* TASK ITEM *
From the first entry to the last, repeat them all exactly.

* Data about app and page elements *
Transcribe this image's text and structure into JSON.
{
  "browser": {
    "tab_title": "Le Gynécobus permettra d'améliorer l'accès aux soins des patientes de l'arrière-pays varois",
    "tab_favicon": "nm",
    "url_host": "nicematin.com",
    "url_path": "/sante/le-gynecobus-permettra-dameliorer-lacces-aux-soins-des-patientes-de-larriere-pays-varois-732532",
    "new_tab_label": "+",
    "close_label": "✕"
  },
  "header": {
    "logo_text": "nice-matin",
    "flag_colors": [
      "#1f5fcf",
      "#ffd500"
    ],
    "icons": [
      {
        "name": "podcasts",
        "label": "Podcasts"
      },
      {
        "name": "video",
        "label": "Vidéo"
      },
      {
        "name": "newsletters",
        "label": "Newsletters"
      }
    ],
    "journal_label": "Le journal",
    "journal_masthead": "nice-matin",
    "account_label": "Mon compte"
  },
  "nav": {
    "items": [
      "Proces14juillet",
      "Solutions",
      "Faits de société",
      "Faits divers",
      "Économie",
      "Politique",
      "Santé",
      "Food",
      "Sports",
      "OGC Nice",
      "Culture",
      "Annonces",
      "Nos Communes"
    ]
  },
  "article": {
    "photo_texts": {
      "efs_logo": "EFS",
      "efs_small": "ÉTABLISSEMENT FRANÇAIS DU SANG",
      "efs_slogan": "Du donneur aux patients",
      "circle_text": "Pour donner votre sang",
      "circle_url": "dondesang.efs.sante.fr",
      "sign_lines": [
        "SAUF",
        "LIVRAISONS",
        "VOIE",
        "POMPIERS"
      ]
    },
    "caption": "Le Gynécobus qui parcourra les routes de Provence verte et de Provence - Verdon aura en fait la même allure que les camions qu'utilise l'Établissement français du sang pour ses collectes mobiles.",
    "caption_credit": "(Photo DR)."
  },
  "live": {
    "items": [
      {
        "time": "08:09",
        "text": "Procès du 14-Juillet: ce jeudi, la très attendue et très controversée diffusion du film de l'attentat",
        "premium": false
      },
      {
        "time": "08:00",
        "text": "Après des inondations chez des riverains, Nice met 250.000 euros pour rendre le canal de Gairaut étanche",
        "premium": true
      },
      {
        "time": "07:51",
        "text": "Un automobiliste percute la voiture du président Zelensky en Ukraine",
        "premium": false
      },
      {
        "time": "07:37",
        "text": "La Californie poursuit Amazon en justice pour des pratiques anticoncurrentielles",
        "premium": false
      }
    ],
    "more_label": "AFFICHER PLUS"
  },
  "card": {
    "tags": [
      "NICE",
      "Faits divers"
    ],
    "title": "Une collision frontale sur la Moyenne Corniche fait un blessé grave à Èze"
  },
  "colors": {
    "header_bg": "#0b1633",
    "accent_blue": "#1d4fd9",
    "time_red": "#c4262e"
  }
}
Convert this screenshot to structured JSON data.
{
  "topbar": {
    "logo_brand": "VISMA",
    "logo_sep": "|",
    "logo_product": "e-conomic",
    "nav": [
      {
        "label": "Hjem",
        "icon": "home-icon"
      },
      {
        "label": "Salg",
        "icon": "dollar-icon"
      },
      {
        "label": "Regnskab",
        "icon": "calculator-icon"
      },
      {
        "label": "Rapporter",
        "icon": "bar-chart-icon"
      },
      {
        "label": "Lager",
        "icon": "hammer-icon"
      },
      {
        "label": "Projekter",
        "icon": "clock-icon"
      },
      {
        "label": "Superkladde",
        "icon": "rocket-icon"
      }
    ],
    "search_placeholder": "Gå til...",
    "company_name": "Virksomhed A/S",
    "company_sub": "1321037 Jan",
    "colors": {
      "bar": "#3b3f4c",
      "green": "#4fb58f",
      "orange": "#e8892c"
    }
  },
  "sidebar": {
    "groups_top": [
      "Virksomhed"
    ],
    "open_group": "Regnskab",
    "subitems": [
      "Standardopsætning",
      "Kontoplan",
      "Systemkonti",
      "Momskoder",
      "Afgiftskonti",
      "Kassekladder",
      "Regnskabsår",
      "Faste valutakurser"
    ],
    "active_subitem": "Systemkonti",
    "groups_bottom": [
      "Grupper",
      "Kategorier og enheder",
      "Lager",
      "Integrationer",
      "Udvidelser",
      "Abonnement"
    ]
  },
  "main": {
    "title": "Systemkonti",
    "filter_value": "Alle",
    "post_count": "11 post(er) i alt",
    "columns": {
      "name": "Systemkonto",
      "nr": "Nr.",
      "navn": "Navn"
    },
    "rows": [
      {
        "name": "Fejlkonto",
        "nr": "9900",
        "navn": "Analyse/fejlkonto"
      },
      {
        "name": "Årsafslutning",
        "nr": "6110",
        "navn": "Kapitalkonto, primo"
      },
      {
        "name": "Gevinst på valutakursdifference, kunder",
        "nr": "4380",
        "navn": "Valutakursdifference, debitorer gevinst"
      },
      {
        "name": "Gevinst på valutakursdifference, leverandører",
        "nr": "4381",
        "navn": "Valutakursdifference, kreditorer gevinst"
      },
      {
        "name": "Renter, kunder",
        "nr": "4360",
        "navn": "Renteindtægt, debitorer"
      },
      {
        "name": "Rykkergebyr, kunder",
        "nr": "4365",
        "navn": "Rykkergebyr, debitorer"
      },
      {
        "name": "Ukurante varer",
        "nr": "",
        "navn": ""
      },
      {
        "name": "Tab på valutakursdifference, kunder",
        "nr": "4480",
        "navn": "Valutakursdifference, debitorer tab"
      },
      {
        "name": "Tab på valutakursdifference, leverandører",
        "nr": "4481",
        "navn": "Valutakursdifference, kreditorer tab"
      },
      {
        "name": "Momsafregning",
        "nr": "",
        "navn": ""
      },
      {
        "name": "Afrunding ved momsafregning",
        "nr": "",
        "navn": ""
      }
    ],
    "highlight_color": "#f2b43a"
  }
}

* SOLUTION *
Transcribe this image's text and structure into JSON.
{
  "browser": {
    "tab_title": "Le Gynécobus permettra d'améliorer l'accès aux soins des patientes de l'arrière-pays varois",
    "tab_favicon": "nm",
    "url_host": "nicematin.com",
    "url_path": "/sante/le-gynecobus-permettra-dameliorer-lacces-aux-soins-des-patientes-de-larriere-pays-varois-732532",
    "new_tab_label": "+",
    "close_label": "✕"
  },
  "header": {
    "logo_text": "nice-matin",
    "flag_colors": [
      "#1f5fcf",
      "#ffd500"
    ],
    "icons": [
      {
        "name": "podcasts",
        "label": "Podcasts"
      },
      {
        "name": "video",
        "label": "Vidéo"
      },
      {
        "name": "newsletters",
        "label": "Newsletters"
      }
    ],
    "journal_label": "Le journal",
    "journal_masthead": "nice-matin",
    "account_label": "Mon compte"
  },
  "nav": {
    "items": [
      "Proces14juillet",
      "Solutions",
      "Faits de société",
      "Faits divers",
      "Économie",
      "Politique",
      "Santé",
      "Food",
      "Sports",
      "OGC Nice",
      "Culture",
      "Annonces",
      "Nos Communes"
    ]
  },
  "article": {
    "photo_texts": {
      "efs_logo": "EFS",
      "efs_small": "ÉTABLISSEMENT FRANÇAIS DU SANG",
      "efs_slogan": "Du donneur aux patients",
      "circle_text": "Pour donner votre sang",
      "circle_url": "dondesang.efs.sante.fr",
      "sign_lines": [
        "SAUF",
        "LIVRAISONS",
        "VOIE",
        "POMPIERS"
      ]
    },
    "caption": "Le Gynécobus qui parcourra les routes de Provence verte et de Provence - Verdon aura en fait la même allure que les camions qu'utilise l'Établissement français du sang pour ses collectes mobiles.",
    "caption_credit": "(Photo DR)."
  },
  "live": {
    "items": [
      {
        "time": "08:09",
        "text": "Procès du 14-Juillet: ce jeudi, la très attendue et très controversée diffusion du film de l'attentat",
        "premium": false
      },
      {
        "time": "08:00",
        "text": "Après des inondations chez des riverains, Nice met 250.000 euros pour rendre le canal de Gairaut étanche",
        "premium": true
      },
      {
        "time": "07:51",
        "text": "Un automobiliste percute la voiture du président Zelensky en Ukraine",
        "premium": false
      },
      {
        "time": "07:37",
        "text": "La Californie poursuit Amazon en justice pour des pratiques anticoncurrentielles",
        "premium": false
      }
    ],
    "more_label": "AFFICHER PLUS"
  },
  "card": {
    "tags": [
      "NICE",
      "Faits divers"
    ],
    "title": "Une collision frontale sur la Moyenne Corniche fait un blessé grave à Èze"
  },
  "colors": {
    "header_bg": "#0b1633",
    "accent_blue": "#1d4fd9",
    "time_red": "#c4262e"
  }
}
Convert this screenshot to structured JSON data.
{
  "topbar": {
    "logo_brand": "VISMA",
    "logo_sep": "|",
    "logo_product": "e-conomic",
    "nav": [
      {
        "label": "Hjem",
        "icon": "home-icon"
      },
      {
        "label": "Salg",
        "icon": "dollar-icon"
      },
      {
        "label": "Regnskab",
        "icon": "calculator-icon"
      },
      {
        "label": "Rapporter",
        "icon": "bar-chart-icon"
      },
      {
        "label": "Lager",
        "icon": "hammer-icon"
      },
      {
        "label": "Projekter",
        "icon": "clock-icon"
      },
      {
        "label": "Superkladde",
        "icon": "rocket-icon"
      }
    ],
    "search_placeholder": "Gå til...",
    "company_name": "Virksomhed A/S",
    "company_sub": "1321037 Jan",
    "colors": {
      "bar": "#3b3f4c",
      "green": "#4fb58f",
      "orange": "#e8892c"
    }
  },
  "sidebar": {
    "groups_top": [
      "Virksomhed"
    ],
    "open_group": "Regnskab",
    "subitems": [
      "Standardopsætning",
      "Kontoplan",
      "Systemkonti",
      "Momskoder",
      "Afgiftskonti",
      "Kassekladder",
      "Regnskabsår",
      "Faste valutakurser"
    ],
    "active_subitem": "Systemkonti",
    "groups_bottom": [
      "Grupper",
      "Kategorier og enheder",
      "Lager",
      "Integrationer",
      "Udvidelser",
      "Abonnement"
    ]
  },
  "main": {
    "title": "Systemkonti",
    "filter_value": "Alle",
    "post_count": "11 post(er) i alt",
    "columns": {
      "name": "Systemkonto",
      "nr": "Nr.",
      "navn": "Navn"
    },
    "rows": [
      {
        "name": "Fejlkonto",
        "nr": "9900",
        "navn": "Analyse/fejlkonto"
      },
      {
        "name": "Årsafslutning",
        "nr": "6110",
        "navn": "Kapitalkonto, primo"
      },
      {
        "name": "Gevinst på valutakursdifference, kunder",
        "nr": "4380",
        "navn": "Valutakursdifference, debitorer gevinst"
      },
      {
        "name": "Gevinst på valutakursdifference, leverandører",
        "nr": "4381",
        "navn": "Valutakursdifference, kreditorer gevinst"
      },
      {
        "name": "Renter, kunder",
        "nr": "4360",
        "navn": "Renteindtægt, debitorer"
      },
      {
        "name": "Rykkergebyr, kunder",
        "nr": "4365",
        "navn": "Rykkergebyr, debitorer"
      },
      {
        "name": "Ukurante varer",
        "nr": "",
        "navn": ""
      },
      {
        "name": "Tab på valutakursdifference, kunder",
        "nr": "4480",
        "navn": "Valutakursdifference, debitorer tab"
      },
      {
        "name": "Tab på valutakursdifference, leverandører",
        "nr": "4481",
        "navn": "Valutakursdifference, kreditorer tab"
      },
      {
        "name": "Momsafregning",
        "nr": "",
        "navn": ""
      },
      {
        "name": "Afrunding ved momsafregning",
        "nr": "",
        "navn": ""
      }
    ],
    "highlight_color": "#f2b43a"
  }
}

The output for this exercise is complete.